so 0.107 * 135 = 14.5%

You are correct. It is only the difference in gravity that matters (with this approximation), not where on the scale the difference appears.

When you backsweeten you are not adding any alcohol. but you are adding volume.

So simply if you have 14.5% alcohol in 1 gallon, then you have 0.145 gallons of pure alcohol in there.
If you add a pint of honey (That's a large amount, but it makes the math easier for me because SAE is not my first language) then you end up with 1.125 gallons with 0.145 gallons alcohol in it.
so 0.145/1.125 = 12.9 % ABV

Does that make sense?

the forumula you use is:


(original volume X ABV)
new ABV = __________________________________________

(original volume) + (backsweetened honey volume)


Of course, if you have live yeast in your must when you backsweeten, it will start to eat the honey, and FIIK what the ABV will be after that.
 

Koryr6

NewBee
Registered Member
Nov 10, 2010
2
0
0
That makes perfect sense! Thank you very much for the information and for the super quick response.
 

kudapucat

NewBee
Registered Member
Dec 2, 2010
2,383
10
0
Bundoora, Melbourne, Australia
Thanks medsen, I don't have a gut feel for the quantities. That's very helpful.
So the math behind what median said is this:

0.55 pound = 250 grams
Honey has an SG of about 1.4
250/1.4 = 180 mililitres
Or about a third of a pint. Or 6 FlOz (I think)
That's why with a sane amount of honey, as Medsen has suggested, the ABV changes by about a third as much.
 

kudapucat

NewBee
Registered Member
Dec 2, 2010
2,383
10
0
Bundoora, Melbourne, Australia
SG is defined as kg per litre at 20C. 1 Litre of water at 20 C weighs 1kg
(for most measuring tools - SI units would be at 25 C for lab conditions)

So it can be said that your gallon of water has an sg of 1.000 (at 20C)
1 gallon = 3.8 litres (approx)
so your gallon of water weighs 3.8kg

3 pounds = 1.36kg (approx)
honey has an SG of about 1.4 (1.4 kg/litre)
so your 3 pounds will take up almost a litre (1.36/1.4)

When you add you honey you will therefore have 3.8 + 1.0 = 4.8 litres of must
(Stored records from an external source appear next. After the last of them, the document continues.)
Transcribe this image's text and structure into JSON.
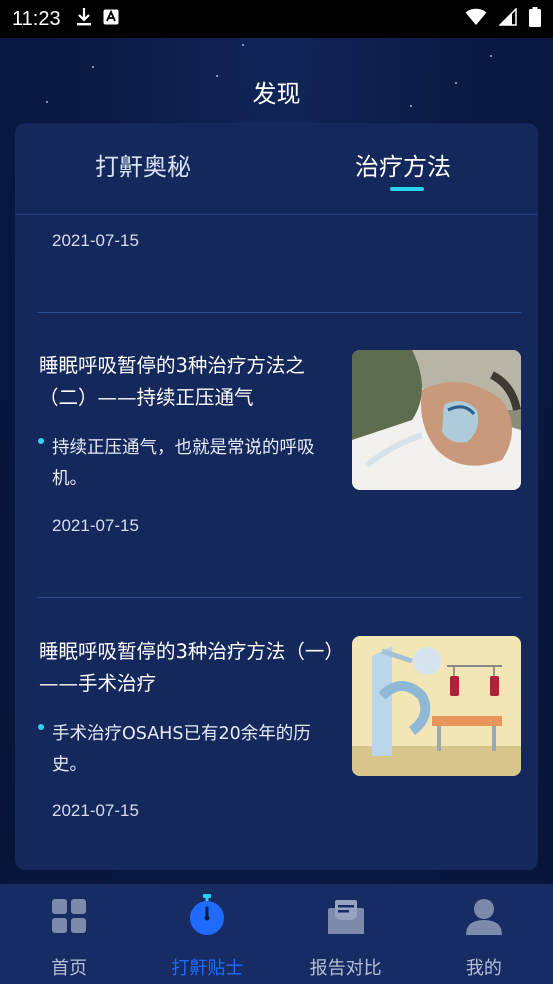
{
  "status_bar": {
    "time": "11:23"
  },
  "page": {
    "title": "发现"
  },
  "tabs": [
    {
      "label": "打鼾奥秘",
      "active": false
    },
    {
      "label": "治疗方法",
      "active": true
    }
  ],
  "articles": [
    {
      "date": "2021-07-15"
    },
    {
      "title": "睡眠呼吸暂停的3种治疗方法之（二）——持续正压通气",
      "desc": "持续正压通气，也就是常说的呼吸机。",
      "date": "2021-07-15"
    },
    {
      "title": "睡眠呼吸暂停的3种治疗方法（一）——手术治疗",
      "desc": "手术治疗OSAHS已有20余年的历史。",
      "date": "2021-07-15"
    }
  ],
  "bottom_nav": [
    {
      "label": "首页",
      "icon": "grid-icon",
      "active": false
    },
    {
      "label": "打鼾贴士",
      "icon": "stopwatch-icon",
      "active": true
    },
    {
      "label": "报告对比",
      "icon": "mail-report-icon",
      "active": false
    },
    {
      "label": "我的",
      "icon": "user-icon",
      "active": false
    }
  ],
  "colors": {
    "accent": "#29d3f0",
    "nav_active": "#1f6bff",
    "card": "#14285c",
    "background": "#0a1a44"
  }
}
3.8kg + 1.36kg = 5.15kg / 4.8 litres = 1.07 kg/l

making your SG 1.07

Now substitue any other values to alter the calculation so you get a SG to your liking.